*** Information provided

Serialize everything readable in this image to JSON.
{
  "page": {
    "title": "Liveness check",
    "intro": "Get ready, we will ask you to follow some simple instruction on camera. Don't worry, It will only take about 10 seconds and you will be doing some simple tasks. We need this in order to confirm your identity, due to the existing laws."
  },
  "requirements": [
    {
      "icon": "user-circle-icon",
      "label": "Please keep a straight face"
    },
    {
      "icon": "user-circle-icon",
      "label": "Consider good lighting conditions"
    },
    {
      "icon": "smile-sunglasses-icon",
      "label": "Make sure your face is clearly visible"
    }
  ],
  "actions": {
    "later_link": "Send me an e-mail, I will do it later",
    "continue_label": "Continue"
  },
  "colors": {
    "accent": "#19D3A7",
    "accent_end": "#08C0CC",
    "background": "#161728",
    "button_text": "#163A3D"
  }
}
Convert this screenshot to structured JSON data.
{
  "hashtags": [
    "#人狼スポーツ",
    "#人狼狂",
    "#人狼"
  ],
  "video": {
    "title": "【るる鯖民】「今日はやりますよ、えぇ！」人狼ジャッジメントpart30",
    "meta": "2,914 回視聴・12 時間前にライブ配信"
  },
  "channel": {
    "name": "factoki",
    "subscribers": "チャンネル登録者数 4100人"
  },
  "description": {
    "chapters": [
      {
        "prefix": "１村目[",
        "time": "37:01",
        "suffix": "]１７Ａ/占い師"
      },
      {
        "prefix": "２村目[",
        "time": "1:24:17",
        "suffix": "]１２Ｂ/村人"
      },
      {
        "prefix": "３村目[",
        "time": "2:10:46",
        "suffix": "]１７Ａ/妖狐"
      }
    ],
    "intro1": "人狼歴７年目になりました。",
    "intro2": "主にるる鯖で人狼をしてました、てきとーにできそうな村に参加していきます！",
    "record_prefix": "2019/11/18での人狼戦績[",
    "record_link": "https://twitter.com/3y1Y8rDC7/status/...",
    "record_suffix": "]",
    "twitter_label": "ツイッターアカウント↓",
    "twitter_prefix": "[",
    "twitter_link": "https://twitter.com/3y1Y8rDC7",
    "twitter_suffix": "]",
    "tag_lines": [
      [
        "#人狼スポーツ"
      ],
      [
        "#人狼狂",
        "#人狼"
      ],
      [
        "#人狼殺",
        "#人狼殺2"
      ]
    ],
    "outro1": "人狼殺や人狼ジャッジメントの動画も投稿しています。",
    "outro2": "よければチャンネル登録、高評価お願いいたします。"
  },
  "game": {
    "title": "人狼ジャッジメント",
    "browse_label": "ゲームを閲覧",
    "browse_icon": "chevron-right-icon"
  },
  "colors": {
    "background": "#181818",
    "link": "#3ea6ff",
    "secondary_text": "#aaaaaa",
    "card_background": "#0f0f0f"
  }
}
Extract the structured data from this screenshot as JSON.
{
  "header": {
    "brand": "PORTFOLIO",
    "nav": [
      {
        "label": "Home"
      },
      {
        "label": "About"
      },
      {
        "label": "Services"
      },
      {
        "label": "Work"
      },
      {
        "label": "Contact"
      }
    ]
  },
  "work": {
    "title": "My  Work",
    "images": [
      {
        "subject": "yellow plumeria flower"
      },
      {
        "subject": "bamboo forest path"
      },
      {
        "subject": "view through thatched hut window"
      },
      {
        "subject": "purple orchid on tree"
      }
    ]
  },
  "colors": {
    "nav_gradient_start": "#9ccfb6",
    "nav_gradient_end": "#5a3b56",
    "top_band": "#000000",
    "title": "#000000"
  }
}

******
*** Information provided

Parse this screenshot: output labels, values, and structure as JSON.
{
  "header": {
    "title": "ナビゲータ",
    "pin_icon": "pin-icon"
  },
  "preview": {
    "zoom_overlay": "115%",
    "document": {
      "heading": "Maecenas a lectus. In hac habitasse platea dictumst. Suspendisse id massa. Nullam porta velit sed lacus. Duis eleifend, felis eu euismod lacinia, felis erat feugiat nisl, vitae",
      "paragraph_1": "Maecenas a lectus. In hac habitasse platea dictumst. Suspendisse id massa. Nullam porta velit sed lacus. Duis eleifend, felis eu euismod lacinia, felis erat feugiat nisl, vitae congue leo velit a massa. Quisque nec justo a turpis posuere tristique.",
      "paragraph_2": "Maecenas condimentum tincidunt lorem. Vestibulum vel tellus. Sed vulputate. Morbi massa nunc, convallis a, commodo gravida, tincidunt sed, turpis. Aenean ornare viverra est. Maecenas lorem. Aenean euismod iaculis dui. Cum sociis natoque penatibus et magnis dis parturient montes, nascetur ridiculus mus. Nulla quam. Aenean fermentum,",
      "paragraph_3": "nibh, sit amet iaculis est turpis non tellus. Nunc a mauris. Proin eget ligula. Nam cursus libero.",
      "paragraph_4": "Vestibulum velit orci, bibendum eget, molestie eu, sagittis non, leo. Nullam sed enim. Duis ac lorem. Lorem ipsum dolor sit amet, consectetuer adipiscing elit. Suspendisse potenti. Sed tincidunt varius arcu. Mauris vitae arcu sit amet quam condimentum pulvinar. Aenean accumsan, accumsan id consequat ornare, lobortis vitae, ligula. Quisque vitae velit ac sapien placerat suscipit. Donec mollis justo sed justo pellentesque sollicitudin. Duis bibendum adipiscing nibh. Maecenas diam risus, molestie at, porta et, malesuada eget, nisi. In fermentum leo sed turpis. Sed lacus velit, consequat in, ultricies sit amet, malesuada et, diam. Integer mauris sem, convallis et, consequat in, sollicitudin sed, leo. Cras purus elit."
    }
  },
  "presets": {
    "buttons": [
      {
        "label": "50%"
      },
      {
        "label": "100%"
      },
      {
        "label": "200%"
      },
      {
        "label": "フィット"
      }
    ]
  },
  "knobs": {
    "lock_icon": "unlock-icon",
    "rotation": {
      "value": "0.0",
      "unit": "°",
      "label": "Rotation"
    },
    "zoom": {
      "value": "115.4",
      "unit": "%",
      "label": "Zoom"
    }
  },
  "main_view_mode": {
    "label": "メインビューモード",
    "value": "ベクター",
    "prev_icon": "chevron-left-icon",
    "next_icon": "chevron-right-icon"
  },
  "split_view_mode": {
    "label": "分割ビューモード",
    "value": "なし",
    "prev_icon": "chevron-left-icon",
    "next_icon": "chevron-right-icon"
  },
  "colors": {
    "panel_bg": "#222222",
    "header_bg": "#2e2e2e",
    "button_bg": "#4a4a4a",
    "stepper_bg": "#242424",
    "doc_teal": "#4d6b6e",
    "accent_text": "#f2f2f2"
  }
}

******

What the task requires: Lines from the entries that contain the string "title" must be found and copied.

Answer below:
    "title": "Liveness check",
    "title": "【るる鯖民】「今日はやりますよ、えぇ！」人狼ジャッジメントpart30",
    "title": "人狼ジャッジメント",
    "title": "My  Work",
    "title": "#000000"
    "title": "ナビゲータ",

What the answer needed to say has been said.